How to Make Pour Over Coffee

Brewing great coffee is a game of variables. The more control you have over the variables, the more delicious a cup you can brew. On one end of the spectrum you have automatic drip brewers that only allow you to control two variables: the amount of coffee and the grind. At the other end of that spectrum is the pour over, which gives you control over every variable: amount of coffee, grind, temperature of water, and brew speed. It is arguably the best way to brew coffee, though it does require time, and a skilled hand. Perfect practice makes perfect, so let's get started.

Pour Over Coffee Ratio

These are guidelines. Coffee connoisseurs prefer 14.1 grams per 8 ounces. For more info, check out our coffee ratio page.
  • 8 ounces water
  • 2 tablespoons (10.6 grams) coffee

Begin with your drip device positioned over the vessel you will brew into. If you are making a single cup you can brew directly into it. Place a paper filter into the dripper.

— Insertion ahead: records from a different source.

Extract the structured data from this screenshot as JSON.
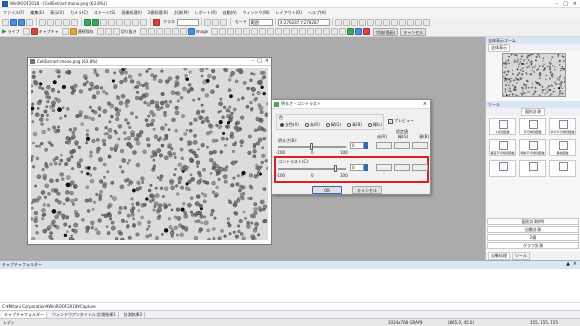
{
  "app": {
    "title": "WinROOF2018 - [CellExtract-mono.png (63.8%)]",
    "accent": "#1e5fa8"
  },
  "menu": [
    "ファイル(F)",
    "編集(E)",
    "表示(V)",
    "カメラ(C)",
    "ステージ(S)",
    "画像処理(I)",
    "2値処理(B)",
    "計測(M)",
    "レポート(R)",
    "自動(A)",
    "ウィンドウ(W)",
    "レイアウト(O)",
    "ヘルプ(H)"
  ],
  "toolbar": {
    "class_label": "クラス",
    "mode_label": "モード",
    "mode_value": "範囲",
    "coord": "X:278287 Y:278287",
    "live_label": "ライブ",
    "capture_label": "キャプチャ",
    "continuous_label": "連続保存",
    "cut_label": "切り抜き",
    "image_label": "Image",
    "crop_label": "切抜(描画)",
    "cancel_label": "キャンセル"
  },
  "image_window": {
    "title": "CellExtract-mono.png (63.8%)"
  },
  "dialog": {
    "title": "明るさ・コントラスト",
    "channel_label": "色",
    "channels": [
      "全色(A)",
      "赤(R)",
      "緑(G)",
      "青(B)",
      "輝(L)"
    ],
    "preview_label": "プレビュー",
    "brightness_label": "明るさ(B):",
    "brightness_value": "0",
    "brightness_min": "-100",
    "brightness_mid": "0",
    "brightness_max": "100",
    "ref_label": "設定値",
    "col_headers": [
      "赤(R)",
      "緑(G)",
      "青(B)"
    ],
    "contrast_label": "コントラスト(C):",
    "contrast_value": "0",
    "contrast_min": "-100",
    "contrast_mid": "0",
    "contrast_max": "100",
    "ok_label": "OK",
    "cancel_label": "キャンセル",
    "highlight_color": "#e02020"
  },
  "right_panel": {
    "overview_title": "全体表示ズーム",
    "overview_tab": "全体表示",
    "tools_title": "ツール",
    "tools_tab": "図形計測",
    "tools": [
      "2点間距離",
      "平行線間距離",
      "水平平行線間距離",
      "垂直平行線間距離",
      "傾斜平行線間距離",
      "垂線距離",
      "",
      "",
      ""
    ],
    "buttons": [
      "図形計測(M)",
      "自動計測",
      "2値",
      "グラフ計測"
    ],
    "bottom_tabs": [
      "自動処理",
      "ツール"
    ]
  },
  "bottom": {
    "panel_title": "キャプチャフォルダー",
    "path": "C:¥Mitani Corporation¥WinROOF2018¥Capture",
    "tabs": [
      "キャプチャフォルダー",
      "ウィンドウアンタイトル:計測結果1",
      "計測結果2"
    ],
    "status_left": "レディ",
    "status_size": "1024x768 GRAY8",
    "status_pos": "(865.0, 45.0)",
    "status_rgb": "155, 155, 155"
  }
}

Though not necessary, if the filter has a thick ridge, you may want to fold it over to create a smoother fit.

Note: There are many different types of drippers. A cone shaped filter such as the Hario V60 requires the most skill to navigate, due to the speed at which water can move through it. A flat bottom dripper like the Melitta No. 2, or one that uses a thick filter like the Chemex, are more forgiving.

Bring 8 ounces (250 grams) of water to 200° F (93.3° C). Slowly pour it over the empty filter, careful to saturate the entire thing.

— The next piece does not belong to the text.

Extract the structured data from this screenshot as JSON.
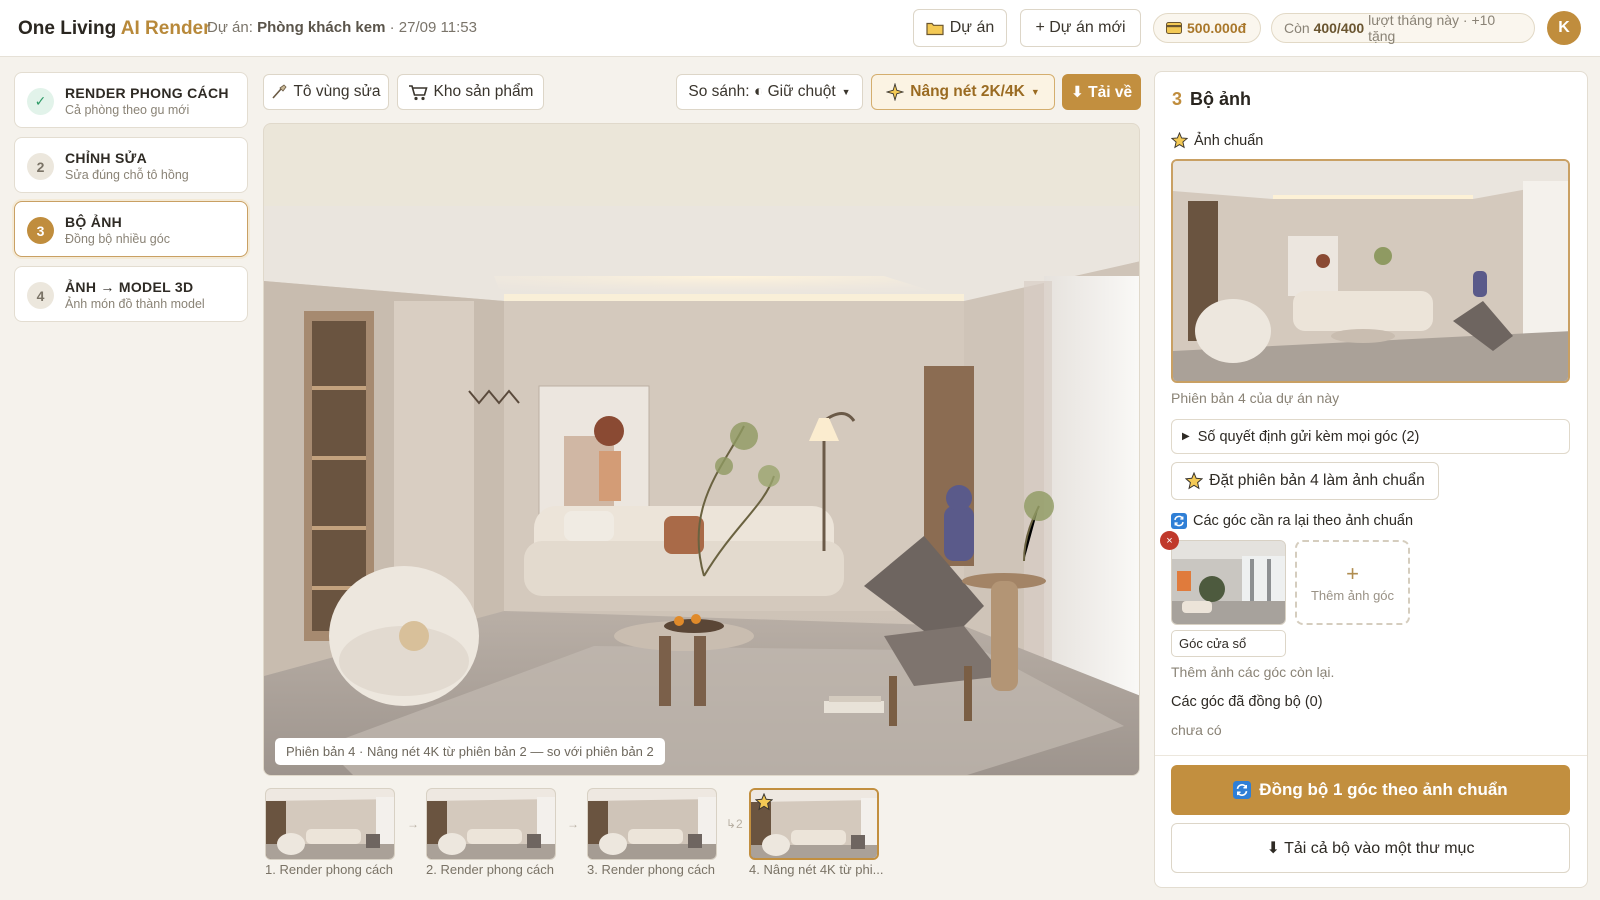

Note: Rinsing paper filters is an important step for removing "papery" flavors from your coffee, and preheating your cup prevents your drink from cooling too quickly.

Bring another 8 ounces of water to 200° F. Meanwhile, grind about 2 tablespoons (10.6 grams) of coffee beans. The grind is the most important variable for tuning the flavor of your pour over. For a flat bottom dripper, start with a medium grind. For a cone shaped dripper, start about halfway between fine and medium.

Place the ground coffee in the wet paper cone. Give it a slight shake to even out the grounds.

Slowly pour water onto the grounds until they are saturated, and then a bit more. You want to use about twice as much water as you have coffee in the dripper. Start your pour in the center, and move outwards in a circular motion, being careful not to pour down the sides of the filter.

Let this slurry set for 30 seconds. If your beans are fresh, you will see a beautiful, bubbly foam rising from your grounds. This is known as the "bloom" and is caused by CO2 being released from the hot water interacting with the coffee.

Note: The bloom actually traces its origins back to the when the green coffee bean was first roasted. Like all organic matter, CO2 and other gases is released when coffee is exposed to extreme heat. The beans continue to slowly release CO2 after being roasted. That's the purpose of those one way vents you've probably spotted on bags of coffee - it lets the gas out. However, these same gases are also important for the flavor of coffee, which is why having fresh beans is so important.

Adding hot water to your grounds speeds up the release of CO2. During this time, the pressure from the escaping gases is working on the molecular level to push water away from the coffee. This is why we let the bloom set for 30 seconds. If we didn't, our water would rush by the grounds and reduce extraction.

Now pour again, this time using about 1/3 - 1/2 the remaining water. Start by slowly pouring into the middle, and work your way out in a circular motion. Be careful not to pour onto the sides of the filter - this will cause water to bypass most your grounds. Pouring onto the side will also pick up some of the "fine" grinds that naturally float to the rim of the coffee, which we don't want because they would over-extract.

Continue this process until you are out of water. For a single cup you want the entire pouring process to take about 2.5 - 3 minutes. If it went too fast, you can adjust the time by pouring slower and/or using a finer grind. A coarser grind will lead to a speedier brew.

You are ready to enjoy your cup. If this is your first pour over, chances are there are a few things you know you can improve on. Proceed back to step one when you're ready for your next uniquely personal cup of coffee.